encapsulation dot1Q 2
ip address 192.168.10.5 255.255.255.0
Next step is to create a static route to Unity Express’s IP address via the internal service module (ISM0/0):
2911-CCME (config)# ip route 192.168.10.10 255.255.255.255 ISM0/0
At this point, we should be able to ping Unity Express’s IP address:
2911-CCME# ping 192.168.10.10
Type escape sequence to abort.
Sending 5, 100-byte ICMP Echos to 192.168.10.10, timeout is 2 seconds:
Success rate is 100 percent (5/5), round-trip min/avg/max = 1/1/1 ms
CallManager Express - Telephony-Service Configuration
Next step is to configure our CallManager Express web-based administrator user (if not already configured), voicemail extension on CallManager Express, voicemail dial-peer and Message Waiting Indicator (MWI) extensions used to enable/disable the red light (message waiting indicator) on the IP phone when there is a message waiting in the user’s voice mailbox:
2911-CCME(config-telephony)# web admin system name administrator password firewallcx
2911-CCME(config-telephony)# voicemail 810
2911-CCME(config-telephony)# create cnf
Creating CNF files
2911-CCME(config)# dial-peer voice 101 voip
2911-CCME(config-dial-peer)# description Unity Express - VoiceMail
2911-CCME(config-dial-peer)# destination-pattern 810
2911-CCME(config-dial-peer)# session protocol sipv2
2911-CCME(config-dial-peer)# session target ipv4:192.168.10.10
2911-CCME(config-dial-peer)# dtmf-relay rtp-nte
2911-CCME(config-dial-peer)# codec g711ulaw
2911-CCME(config-dial-peer)# no vad
2911-CCME(config)# ephone-dn 1
2911-CCME(config-ephone-dn)# number 800... no-reg both
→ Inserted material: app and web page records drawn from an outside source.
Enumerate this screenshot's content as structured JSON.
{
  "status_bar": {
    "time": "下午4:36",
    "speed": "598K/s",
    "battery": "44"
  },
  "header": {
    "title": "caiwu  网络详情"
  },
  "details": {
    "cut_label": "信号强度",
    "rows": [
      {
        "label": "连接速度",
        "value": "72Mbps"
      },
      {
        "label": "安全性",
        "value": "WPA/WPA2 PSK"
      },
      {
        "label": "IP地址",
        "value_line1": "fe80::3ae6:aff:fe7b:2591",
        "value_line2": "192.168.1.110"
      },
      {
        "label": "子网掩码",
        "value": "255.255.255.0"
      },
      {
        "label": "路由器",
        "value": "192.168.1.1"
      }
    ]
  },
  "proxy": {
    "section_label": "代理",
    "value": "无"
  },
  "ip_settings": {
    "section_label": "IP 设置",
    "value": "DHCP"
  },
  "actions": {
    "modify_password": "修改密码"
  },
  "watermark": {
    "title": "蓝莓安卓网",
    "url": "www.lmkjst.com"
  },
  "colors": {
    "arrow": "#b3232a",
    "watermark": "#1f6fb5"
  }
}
2911-CCME(config-ephone-dn)# mwi on
2911-CCME(config-ephone-dn)# number 801... no-reg both
2911-CCME(config-ephone-dn)# mwi off